*** SOURCE DATA Section Begins ***

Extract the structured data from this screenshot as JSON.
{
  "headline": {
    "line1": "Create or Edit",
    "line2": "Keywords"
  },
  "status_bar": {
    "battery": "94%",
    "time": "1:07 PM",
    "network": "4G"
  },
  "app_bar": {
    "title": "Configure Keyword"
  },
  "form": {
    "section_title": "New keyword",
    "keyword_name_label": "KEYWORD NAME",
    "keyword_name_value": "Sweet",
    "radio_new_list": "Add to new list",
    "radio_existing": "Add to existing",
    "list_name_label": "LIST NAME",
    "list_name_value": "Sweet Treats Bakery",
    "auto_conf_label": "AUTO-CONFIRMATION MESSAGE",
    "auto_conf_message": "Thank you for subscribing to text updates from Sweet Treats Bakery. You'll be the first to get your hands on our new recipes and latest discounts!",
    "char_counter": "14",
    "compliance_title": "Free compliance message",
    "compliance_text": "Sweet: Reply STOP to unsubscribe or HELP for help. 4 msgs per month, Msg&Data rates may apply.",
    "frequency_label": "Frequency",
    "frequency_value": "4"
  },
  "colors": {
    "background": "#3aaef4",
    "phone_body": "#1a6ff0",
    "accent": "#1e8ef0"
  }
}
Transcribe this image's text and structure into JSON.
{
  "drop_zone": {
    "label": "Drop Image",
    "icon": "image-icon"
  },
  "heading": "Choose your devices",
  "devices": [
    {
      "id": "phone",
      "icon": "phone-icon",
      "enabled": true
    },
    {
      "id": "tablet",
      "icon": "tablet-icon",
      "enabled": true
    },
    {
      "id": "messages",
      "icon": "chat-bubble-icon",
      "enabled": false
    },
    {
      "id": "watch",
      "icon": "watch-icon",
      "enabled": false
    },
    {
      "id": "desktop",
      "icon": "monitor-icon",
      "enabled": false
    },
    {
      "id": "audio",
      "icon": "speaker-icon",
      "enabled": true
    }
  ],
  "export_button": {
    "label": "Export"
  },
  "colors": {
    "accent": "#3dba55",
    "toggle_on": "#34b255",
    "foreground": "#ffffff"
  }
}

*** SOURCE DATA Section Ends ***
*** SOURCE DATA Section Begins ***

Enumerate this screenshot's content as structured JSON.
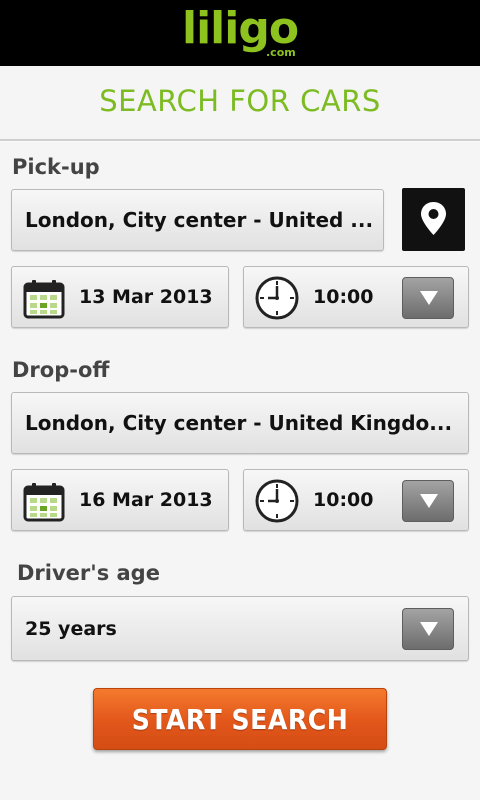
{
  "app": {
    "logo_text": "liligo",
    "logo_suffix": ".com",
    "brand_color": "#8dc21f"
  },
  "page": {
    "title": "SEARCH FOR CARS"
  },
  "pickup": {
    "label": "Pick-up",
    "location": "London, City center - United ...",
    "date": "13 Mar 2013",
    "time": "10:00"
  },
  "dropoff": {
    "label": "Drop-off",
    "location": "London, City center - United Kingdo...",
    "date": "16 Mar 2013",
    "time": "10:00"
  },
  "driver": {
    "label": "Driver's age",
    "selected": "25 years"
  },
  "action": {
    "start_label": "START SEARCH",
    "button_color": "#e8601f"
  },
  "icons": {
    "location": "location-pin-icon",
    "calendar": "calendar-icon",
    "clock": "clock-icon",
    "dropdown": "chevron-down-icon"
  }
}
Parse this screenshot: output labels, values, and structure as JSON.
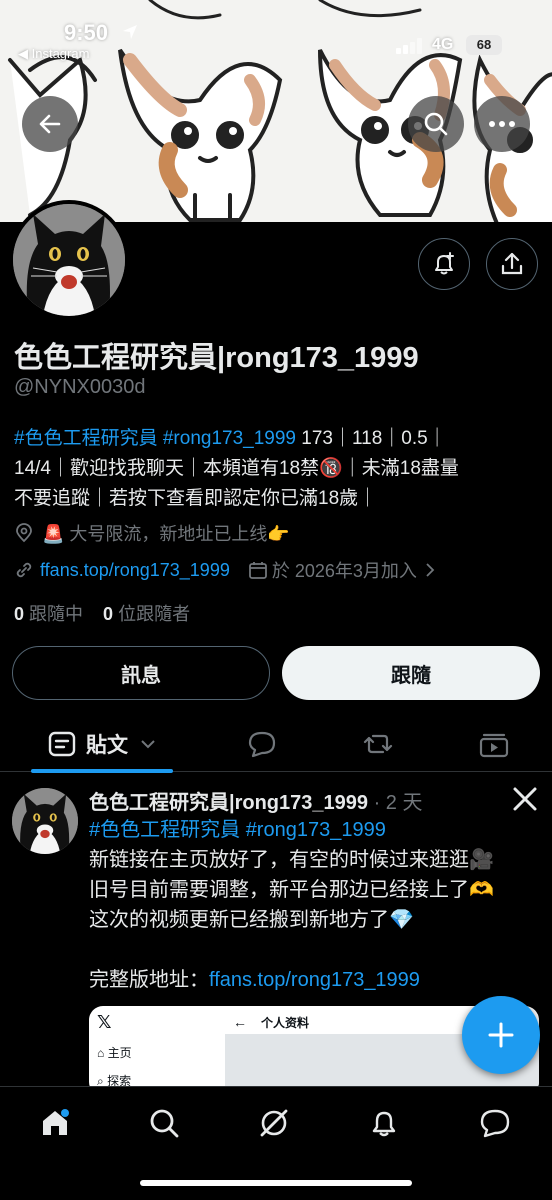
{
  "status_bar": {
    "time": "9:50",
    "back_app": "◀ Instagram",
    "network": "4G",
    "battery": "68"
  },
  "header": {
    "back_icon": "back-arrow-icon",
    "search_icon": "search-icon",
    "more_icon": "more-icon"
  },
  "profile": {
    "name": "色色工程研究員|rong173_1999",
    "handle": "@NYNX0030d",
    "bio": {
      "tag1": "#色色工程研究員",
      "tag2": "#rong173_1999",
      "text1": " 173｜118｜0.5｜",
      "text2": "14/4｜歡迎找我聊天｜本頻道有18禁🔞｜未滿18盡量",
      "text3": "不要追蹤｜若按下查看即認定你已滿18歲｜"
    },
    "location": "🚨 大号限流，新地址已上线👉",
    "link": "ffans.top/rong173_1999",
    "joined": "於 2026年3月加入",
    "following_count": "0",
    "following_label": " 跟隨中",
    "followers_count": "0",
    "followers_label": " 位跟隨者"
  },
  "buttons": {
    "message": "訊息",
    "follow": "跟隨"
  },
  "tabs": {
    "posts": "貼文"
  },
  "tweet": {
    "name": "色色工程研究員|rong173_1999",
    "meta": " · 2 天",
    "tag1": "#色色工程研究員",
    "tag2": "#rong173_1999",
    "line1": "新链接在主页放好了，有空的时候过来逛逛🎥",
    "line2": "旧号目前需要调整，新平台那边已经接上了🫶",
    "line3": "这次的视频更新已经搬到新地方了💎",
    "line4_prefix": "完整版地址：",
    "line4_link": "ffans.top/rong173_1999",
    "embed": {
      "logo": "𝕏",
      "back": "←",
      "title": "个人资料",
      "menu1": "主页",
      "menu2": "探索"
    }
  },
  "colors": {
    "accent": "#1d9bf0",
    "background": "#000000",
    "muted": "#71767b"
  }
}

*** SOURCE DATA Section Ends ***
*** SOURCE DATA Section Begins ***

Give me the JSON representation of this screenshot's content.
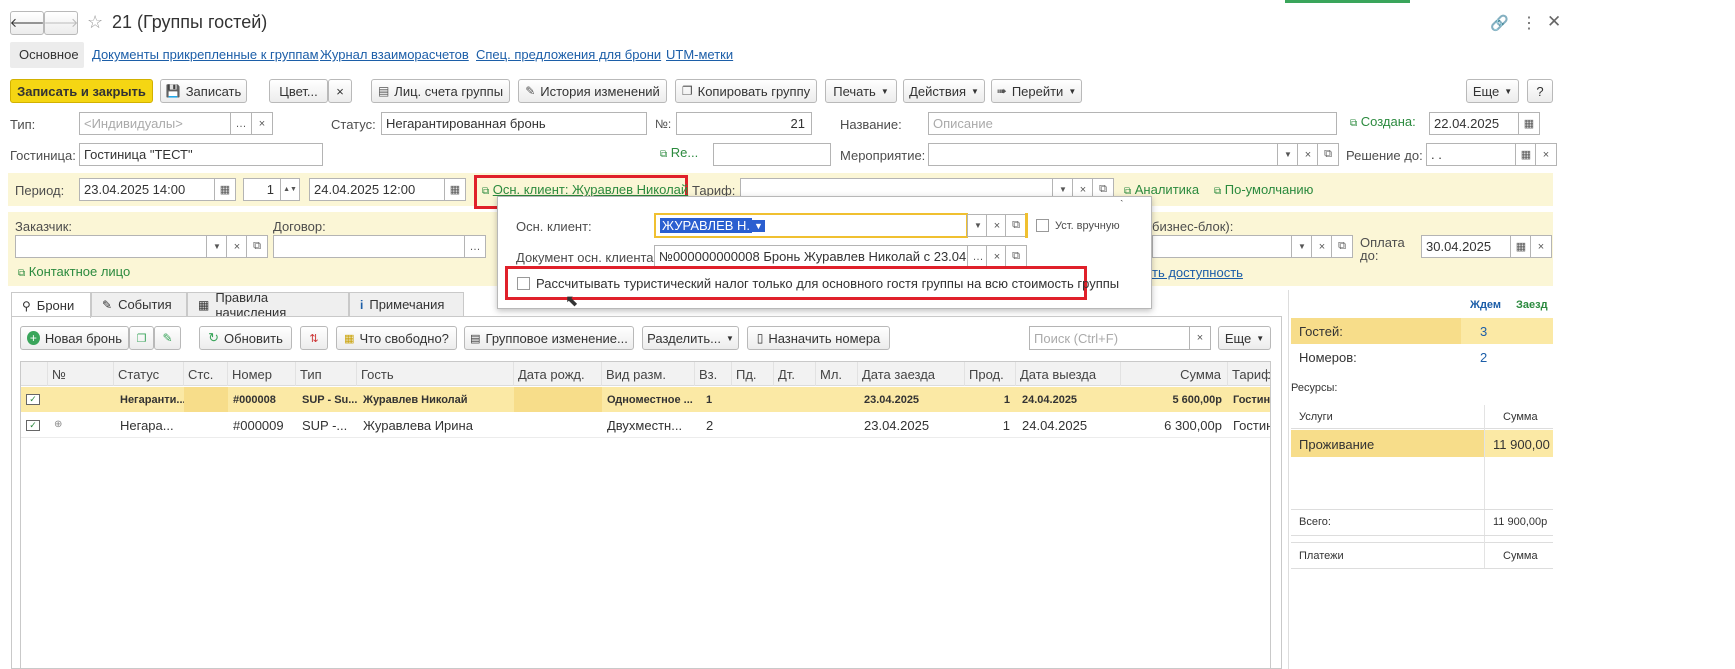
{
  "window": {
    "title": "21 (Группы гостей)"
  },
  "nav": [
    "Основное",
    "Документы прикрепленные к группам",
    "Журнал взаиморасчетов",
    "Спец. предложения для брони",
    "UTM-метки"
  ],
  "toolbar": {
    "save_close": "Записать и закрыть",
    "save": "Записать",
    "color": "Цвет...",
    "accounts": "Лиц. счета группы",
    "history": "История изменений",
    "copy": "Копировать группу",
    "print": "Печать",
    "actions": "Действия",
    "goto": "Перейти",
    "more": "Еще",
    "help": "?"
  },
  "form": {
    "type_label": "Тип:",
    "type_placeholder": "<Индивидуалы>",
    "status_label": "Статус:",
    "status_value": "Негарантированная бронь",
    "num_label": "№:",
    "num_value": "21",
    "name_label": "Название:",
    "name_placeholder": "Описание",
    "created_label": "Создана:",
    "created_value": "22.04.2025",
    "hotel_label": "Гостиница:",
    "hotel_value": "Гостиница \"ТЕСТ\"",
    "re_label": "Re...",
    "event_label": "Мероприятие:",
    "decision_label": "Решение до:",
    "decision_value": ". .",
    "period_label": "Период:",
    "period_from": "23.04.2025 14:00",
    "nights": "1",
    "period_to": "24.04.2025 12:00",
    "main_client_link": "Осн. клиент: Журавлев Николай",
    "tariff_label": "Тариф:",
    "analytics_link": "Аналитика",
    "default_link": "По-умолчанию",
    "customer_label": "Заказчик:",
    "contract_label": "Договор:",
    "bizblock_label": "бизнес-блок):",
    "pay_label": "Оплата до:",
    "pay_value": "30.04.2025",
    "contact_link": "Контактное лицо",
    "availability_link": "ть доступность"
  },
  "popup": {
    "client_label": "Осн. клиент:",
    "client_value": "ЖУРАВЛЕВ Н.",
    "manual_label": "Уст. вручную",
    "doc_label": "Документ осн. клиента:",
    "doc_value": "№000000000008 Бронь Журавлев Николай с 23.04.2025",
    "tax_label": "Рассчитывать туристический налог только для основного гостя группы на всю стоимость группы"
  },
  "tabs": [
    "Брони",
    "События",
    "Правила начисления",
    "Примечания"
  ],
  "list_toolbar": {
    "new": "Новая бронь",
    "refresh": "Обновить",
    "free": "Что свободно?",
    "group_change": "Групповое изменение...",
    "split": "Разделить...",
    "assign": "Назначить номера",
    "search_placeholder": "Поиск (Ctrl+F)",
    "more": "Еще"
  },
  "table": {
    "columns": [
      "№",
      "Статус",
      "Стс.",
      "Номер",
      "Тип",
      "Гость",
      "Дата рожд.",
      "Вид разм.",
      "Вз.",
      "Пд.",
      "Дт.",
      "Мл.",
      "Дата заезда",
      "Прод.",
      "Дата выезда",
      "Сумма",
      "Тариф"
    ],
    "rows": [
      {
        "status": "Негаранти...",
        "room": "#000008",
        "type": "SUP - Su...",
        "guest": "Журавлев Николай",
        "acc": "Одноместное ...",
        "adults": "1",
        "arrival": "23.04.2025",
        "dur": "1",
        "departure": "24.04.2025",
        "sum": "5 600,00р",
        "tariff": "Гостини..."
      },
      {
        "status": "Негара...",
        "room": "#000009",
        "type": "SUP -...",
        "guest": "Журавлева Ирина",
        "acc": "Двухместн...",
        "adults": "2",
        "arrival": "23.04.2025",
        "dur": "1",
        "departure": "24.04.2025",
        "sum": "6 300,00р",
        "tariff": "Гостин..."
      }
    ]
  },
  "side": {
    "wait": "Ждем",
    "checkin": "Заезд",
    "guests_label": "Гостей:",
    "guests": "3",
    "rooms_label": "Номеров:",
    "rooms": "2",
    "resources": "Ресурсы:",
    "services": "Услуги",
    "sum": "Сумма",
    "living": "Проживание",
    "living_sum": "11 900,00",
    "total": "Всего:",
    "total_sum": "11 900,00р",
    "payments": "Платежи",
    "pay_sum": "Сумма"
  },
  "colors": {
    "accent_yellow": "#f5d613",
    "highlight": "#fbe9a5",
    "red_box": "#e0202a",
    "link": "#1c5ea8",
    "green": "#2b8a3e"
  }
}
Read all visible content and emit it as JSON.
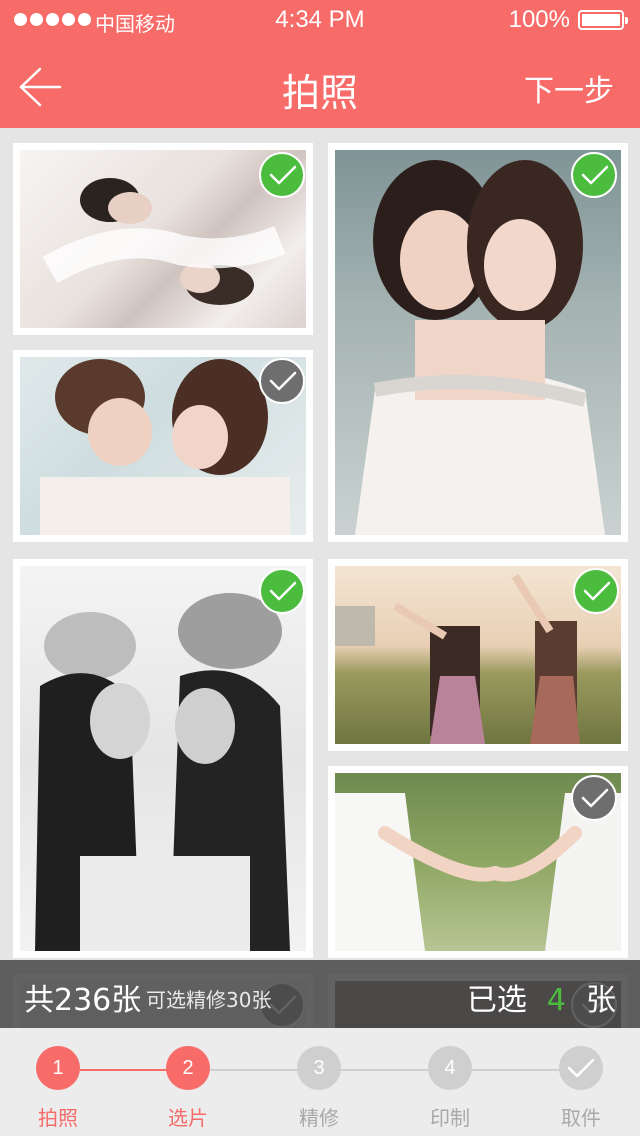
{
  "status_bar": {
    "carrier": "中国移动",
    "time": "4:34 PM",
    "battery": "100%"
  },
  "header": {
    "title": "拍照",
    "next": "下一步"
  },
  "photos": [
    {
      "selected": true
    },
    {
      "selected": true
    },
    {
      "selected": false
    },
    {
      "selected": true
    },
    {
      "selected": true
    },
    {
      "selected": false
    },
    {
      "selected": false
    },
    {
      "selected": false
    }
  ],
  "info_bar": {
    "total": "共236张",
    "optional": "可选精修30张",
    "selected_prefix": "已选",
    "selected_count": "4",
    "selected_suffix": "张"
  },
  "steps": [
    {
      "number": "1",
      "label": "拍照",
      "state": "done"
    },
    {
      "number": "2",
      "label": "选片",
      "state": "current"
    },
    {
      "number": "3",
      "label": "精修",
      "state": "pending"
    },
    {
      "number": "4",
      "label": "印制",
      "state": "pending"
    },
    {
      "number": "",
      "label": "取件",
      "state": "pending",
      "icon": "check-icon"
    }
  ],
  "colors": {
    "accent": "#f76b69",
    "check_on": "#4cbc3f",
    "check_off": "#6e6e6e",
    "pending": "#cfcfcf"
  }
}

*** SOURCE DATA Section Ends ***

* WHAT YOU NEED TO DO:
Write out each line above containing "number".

* ANSWER SPACE:
      "number": "1",
      "number": "2",
      "number": "3",
      "number": "4",
      "number": "",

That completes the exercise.